▶ EXERCISE
Please copy, with no word changed, only the run of lines that opens with the line containing "What's the underlying" and closes with the last line below.

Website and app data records
═══
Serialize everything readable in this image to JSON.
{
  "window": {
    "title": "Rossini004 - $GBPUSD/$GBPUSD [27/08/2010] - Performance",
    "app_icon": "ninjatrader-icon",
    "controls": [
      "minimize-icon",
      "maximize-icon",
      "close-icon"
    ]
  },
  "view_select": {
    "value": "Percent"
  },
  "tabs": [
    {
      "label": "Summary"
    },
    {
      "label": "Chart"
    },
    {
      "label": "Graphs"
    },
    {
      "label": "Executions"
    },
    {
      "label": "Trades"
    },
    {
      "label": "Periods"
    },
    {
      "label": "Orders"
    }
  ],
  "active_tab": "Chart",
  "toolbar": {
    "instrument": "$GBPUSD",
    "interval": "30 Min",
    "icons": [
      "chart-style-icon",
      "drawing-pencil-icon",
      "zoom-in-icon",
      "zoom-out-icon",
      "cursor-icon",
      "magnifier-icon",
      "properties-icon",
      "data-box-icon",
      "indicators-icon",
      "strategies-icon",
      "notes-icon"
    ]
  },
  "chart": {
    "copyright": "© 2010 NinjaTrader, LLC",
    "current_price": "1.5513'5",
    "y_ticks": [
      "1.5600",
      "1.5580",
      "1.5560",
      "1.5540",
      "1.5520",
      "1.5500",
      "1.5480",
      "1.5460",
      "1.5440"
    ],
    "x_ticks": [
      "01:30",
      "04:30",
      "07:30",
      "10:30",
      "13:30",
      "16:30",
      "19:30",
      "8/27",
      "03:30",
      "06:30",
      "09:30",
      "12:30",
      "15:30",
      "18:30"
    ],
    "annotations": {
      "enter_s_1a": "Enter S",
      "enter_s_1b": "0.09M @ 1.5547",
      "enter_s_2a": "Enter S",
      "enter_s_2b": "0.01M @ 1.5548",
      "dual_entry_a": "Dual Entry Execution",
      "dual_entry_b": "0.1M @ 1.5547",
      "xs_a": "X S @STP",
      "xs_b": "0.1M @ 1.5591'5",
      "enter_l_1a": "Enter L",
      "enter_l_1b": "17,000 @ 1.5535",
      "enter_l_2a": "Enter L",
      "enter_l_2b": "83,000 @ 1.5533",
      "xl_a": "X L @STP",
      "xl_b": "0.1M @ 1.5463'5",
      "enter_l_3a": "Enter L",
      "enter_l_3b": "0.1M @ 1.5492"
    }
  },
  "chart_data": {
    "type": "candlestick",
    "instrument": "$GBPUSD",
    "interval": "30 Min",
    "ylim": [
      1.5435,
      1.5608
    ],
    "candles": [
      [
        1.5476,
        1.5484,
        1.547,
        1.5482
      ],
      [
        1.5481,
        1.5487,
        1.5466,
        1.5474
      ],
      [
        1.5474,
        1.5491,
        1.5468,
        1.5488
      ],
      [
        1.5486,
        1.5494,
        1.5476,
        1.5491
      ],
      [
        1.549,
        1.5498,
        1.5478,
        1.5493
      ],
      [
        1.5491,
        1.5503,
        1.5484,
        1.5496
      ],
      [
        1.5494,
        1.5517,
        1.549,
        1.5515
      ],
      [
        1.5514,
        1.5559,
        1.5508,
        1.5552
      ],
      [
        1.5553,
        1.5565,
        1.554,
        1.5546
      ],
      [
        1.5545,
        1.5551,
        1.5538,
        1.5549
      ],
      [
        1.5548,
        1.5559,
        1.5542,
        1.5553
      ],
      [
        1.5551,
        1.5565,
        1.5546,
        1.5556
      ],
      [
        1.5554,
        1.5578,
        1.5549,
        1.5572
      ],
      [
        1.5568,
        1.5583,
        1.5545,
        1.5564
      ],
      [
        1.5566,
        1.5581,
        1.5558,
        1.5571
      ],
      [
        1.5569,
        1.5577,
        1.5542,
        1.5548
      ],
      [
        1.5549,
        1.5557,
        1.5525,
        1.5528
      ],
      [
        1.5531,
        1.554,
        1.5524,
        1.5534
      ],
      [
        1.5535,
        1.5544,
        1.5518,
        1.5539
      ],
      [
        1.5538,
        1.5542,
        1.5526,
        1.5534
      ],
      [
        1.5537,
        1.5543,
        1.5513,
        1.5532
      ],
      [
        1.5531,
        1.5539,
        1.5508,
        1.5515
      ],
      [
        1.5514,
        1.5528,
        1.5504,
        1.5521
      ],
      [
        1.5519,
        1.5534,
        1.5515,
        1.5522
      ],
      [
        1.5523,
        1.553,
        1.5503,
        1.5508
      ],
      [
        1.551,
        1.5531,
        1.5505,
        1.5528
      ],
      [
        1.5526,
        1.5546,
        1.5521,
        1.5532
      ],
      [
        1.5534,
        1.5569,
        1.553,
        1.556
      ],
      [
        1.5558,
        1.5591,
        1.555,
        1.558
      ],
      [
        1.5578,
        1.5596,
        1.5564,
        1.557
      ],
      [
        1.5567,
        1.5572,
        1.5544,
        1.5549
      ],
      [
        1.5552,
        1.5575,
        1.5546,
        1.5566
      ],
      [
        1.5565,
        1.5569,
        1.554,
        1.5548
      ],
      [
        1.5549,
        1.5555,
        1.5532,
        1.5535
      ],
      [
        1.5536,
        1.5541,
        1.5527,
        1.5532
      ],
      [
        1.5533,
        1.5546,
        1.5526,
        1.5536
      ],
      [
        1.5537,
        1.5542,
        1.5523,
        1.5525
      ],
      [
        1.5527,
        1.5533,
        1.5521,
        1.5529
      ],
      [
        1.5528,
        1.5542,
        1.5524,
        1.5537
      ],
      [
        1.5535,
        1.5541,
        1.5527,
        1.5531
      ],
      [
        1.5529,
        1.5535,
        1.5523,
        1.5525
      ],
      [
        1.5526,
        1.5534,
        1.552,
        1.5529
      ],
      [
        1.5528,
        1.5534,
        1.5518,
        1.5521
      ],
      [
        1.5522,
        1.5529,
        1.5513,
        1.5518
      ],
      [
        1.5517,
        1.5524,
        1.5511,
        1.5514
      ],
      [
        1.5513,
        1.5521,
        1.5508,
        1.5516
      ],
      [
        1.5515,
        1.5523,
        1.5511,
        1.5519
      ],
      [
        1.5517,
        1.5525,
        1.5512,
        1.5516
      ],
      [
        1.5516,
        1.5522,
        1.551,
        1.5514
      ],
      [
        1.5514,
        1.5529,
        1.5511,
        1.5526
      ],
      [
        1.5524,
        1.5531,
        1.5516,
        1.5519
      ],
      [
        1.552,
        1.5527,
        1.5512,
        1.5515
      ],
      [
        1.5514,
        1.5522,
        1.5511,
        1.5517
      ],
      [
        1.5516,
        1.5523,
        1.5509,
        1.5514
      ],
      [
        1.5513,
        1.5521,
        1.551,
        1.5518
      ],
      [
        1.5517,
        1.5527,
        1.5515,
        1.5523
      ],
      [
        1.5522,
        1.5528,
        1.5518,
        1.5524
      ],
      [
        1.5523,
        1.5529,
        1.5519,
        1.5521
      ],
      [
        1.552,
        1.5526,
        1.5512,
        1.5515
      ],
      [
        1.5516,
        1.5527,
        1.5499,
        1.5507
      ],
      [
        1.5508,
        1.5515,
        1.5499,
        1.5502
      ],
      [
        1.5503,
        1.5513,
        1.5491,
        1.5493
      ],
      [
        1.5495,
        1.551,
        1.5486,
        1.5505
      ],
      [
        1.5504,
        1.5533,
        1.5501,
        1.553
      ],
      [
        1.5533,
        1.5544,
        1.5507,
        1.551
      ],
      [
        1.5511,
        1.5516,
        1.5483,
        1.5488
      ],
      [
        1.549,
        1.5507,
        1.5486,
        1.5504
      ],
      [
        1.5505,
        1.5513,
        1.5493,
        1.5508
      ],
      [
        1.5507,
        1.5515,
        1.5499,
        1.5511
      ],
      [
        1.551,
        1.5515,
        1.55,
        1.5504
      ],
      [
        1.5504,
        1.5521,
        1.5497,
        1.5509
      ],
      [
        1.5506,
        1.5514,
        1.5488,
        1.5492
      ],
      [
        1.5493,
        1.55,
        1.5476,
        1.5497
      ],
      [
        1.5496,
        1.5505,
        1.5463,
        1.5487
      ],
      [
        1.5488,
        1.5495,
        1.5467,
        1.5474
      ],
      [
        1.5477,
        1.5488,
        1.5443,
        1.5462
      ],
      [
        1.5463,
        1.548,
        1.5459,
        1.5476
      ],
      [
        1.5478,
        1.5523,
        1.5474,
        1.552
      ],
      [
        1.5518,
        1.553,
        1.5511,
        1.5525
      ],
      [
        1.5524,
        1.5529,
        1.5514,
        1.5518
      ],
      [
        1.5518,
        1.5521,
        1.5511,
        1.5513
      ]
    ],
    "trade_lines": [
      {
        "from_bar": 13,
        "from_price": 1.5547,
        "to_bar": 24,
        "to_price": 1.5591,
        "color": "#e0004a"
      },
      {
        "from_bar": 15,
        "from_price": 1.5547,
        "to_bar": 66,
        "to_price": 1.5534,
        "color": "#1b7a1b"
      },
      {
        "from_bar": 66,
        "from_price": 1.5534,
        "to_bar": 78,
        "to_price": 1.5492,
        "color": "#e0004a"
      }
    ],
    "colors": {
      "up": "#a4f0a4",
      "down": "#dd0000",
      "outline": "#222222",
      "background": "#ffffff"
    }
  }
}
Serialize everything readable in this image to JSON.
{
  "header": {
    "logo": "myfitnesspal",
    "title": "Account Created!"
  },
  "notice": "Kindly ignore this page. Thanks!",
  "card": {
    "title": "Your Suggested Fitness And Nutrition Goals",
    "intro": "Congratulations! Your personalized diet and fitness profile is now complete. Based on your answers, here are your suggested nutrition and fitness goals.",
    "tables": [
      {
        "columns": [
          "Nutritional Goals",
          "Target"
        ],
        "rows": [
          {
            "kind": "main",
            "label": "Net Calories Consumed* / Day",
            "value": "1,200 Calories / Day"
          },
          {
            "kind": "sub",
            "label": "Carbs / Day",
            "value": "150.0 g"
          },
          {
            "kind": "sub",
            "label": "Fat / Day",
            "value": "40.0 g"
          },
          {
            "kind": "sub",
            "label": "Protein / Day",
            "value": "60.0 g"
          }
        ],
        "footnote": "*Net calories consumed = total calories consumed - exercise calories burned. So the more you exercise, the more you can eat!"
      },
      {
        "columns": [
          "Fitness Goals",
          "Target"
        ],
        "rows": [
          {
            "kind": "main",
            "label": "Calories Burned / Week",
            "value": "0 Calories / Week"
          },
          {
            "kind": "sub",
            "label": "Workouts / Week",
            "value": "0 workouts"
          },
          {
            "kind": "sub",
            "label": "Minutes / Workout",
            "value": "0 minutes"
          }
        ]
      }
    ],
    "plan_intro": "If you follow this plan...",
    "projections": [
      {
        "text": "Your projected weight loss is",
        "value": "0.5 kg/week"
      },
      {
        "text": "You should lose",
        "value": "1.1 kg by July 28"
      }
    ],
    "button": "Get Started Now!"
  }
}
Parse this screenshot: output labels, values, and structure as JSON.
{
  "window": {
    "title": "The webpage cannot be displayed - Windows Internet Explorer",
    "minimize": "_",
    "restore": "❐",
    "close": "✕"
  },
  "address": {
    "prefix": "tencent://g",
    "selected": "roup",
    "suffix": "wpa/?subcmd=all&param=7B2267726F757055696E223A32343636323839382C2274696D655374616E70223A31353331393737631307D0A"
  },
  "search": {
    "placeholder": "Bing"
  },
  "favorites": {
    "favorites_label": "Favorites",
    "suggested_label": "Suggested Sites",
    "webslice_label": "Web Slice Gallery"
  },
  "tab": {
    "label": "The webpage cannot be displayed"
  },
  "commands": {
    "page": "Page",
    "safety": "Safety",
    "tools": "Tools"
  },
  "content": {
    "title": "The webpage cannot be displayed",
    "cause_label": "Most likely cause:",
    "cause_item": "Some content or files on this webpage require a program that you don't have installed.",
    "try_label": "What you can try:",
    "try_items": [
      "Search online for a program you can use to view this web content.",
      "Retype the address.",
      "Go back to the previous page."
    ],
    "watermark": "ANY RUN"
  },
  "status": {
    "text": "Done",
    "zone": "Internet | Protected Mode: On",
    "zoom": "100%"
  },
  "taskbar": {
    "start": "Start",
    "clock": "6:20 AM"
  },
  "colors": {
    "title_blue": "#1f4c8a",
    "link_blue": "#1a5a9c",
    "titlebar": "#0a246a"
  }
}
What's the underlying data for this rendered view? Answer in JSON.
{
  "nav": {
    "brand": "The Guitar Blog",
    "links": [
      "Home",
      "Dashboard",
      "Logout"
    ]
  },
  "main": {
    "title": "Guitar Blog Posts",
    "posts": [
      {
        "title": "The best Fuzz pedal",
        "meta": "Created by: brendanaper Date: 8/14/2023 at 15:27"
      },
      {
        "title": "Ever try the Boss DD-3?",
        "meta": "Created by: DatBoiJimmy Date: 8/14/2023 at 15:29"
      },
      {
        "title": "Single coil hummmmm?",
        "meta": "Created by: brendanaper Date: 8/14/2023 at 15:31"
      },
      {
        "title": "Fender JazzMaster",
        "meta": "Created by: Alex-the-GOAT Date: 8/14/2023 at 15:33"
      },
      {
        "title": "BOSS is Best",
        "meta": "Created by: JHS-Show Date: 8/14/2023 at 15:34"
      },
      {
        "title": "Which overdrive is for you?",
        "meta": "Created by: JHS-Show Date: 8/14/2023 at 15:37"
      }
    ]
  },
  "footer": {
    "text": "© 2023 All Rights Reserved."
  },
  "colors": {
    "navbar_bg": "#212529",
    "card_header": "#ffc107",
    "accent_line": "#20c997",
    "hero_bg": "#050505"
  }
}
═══
▶ RESPONSE BELOW
What's the underlying data for this rendered view? Answer in JSON.
{
  "nav": {
    "brand": "The Guitar Blog",
    "links": [
      "Home",
      "Dashboard",
      "Logout"
    ]
  },
  "main": {
    "title": "Guitar Blog Posts",
    "posts": [
      {
        "title": "The best Fuzz pedal",
        "meta": "Created by: brendanaper Date: 8/14/2023 at 15:27"
      },
      {
        "title": "Ever try the Boss DD-3?",
        "meta": "Created by: DatBoiJimmy Date: 8/14/2023 at 15:29"
      },
      {
        "title": "Single coil hummmmm?",
        "meta": "Created by: brendanaper Date: 8/14/2023 at 15:31"
      },
      {
        "title": "Fender JazzMaster",
        "meta": "Created by: Alex-the-GOAT Date: 8/14/2023 at 15:33"
      },
      {
        "title": "BOSS is Best",
        "meta": "Created by: JHS-Show Date: 8/14/2023 at 15:34"
      },
      {
        "title": "Which overdrive is for you?",
        "meta": "Created by: JHS-Show Date: 8/14/2023 at 15:37"
      }
    ]
  },
  "footer": {
    "text": "© 2023 All Rights Reserved."
  },
  "colors": {
    "navbar_bg": "#212529",
    "card_header": "#ffc107",
    "accent_line": "#20c997",
    "hero_bg": "#050505"
  }
}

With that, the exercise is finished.